→ **Requirement**: Every line below should be given again without alteration.

→ **The data**:
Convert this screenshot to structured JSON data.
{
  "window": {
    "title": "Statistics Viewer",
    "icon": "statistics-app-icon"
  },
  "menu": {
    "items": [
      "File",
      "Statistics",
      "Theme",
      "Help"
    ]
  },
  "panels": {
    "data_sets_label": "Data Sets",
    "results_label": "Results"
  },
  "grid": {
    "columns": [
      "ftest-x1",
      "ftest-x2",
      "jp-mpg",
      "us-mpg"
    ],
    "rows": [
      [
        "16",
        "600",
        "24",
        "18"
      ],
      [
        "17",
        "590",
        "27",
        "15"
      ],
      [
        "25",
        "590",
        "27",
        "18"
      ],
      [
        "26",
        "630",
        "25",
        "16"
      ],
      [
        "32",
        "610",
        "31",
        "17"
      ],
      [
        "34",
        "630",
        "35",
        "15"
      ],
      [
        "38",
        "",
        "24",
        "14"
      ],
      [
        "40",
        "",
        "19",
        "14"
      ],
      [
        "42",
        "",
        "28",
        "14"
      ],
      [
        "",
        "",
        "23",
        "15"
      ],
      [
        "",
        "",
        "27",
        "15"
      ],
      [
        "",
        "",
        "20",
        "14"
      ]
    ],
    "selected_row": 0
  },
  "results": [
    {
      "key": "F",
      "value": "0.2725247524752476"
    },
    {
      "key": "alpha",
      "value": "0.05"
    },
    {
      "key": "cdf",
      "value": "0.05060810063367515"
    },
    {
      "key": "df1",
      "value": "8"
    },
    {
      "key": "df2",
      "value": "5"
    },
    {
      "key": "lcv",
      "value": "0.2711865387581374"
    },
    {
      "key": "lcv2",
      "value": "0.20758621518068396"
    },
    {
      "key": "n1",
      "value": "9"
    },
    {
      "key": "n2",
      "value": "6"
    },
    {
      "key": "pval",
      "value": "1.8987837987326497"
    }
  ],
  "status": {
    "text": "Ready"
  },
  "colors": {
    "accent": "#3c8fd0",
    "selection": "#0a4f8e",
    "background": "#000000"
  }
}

→ **Solution to this exercise**:
Convert this screenshot to structured JSON data.
{
  "window": {
    "title": "Statistics Viewer",
    "icon": "statistics-app-icon"
  },
  "menu": {
    "items": [
      "File",
      "Statistics",
      "Theme",
      "Help"
    ]
  },
  "panels": {
    "data_sets_label": "Data Sets",
    "results_label": "Results"
  },
  "grid": {
    "columns": [
      "ftest-x1",
      "ftest-x2",
      "jp-mpg",
      "us-mpg"
    ],
    "rows": [
      [
        "16",
        "600",
        "24",
        "18"
      ],
      [
        "17",
        "590",
        "27",
        "15"
      ],
      [
        "25",
        "590",
        "27",
        "18"
      ],
      [
        "26",
        "630",
        "25",
        "16"
      ],
      [
        "32",
        "610",
        "31",
        "17"
      ],
      [
        "34",
        "630",
        "35",
        "15"
      ],
      [
        "38",
        "",
        "24",
        "14"
      ],
      [
        "40",
        "",
        "19",
        "14"
      ],
      [
        "42",
        "",
        "28",
        "14"
      ],
      [
        "",
        "",
        "23",
        "15"
      ],
      [
        "",
        "",
        "27",
        "15"
      ],
      [
        "",
        "",
        "20",
        "14"
      ]
    ],
    "selected_row": 0
  },
  "results": [
    {
      "key": "F",
      "value": "0.2725247524752476"
    },
    {
      "key": "alpha",
      "value": "0.05"
    },
    {
      "key": "cdf",
      "value": "0.05060810063367515"
    },
    {
      "key": "df1",
      "value": "8"
    },
    {
      "key": "df2",
      "value": "5"
    },
    {
      "key": "lcv",
      "value": "0.2711865387581374"
    },
    {
      "key": "lcv2",
      "value": "0.20758621518068396"
    },
    {
      "key": "n1",
      "value": "9"
    },
    {
      "key": "n2",
      "value": "6"
    },
    {
      "key": "pval",
      "value": "1.8987837987326497"
    }
  ],
  "status": {
    "text": "Ready"
  },
  "colors": {
    "accent": "#3c8fd0",
    "selection": "#0a4f8e",
    "background": "#000000"
  }
}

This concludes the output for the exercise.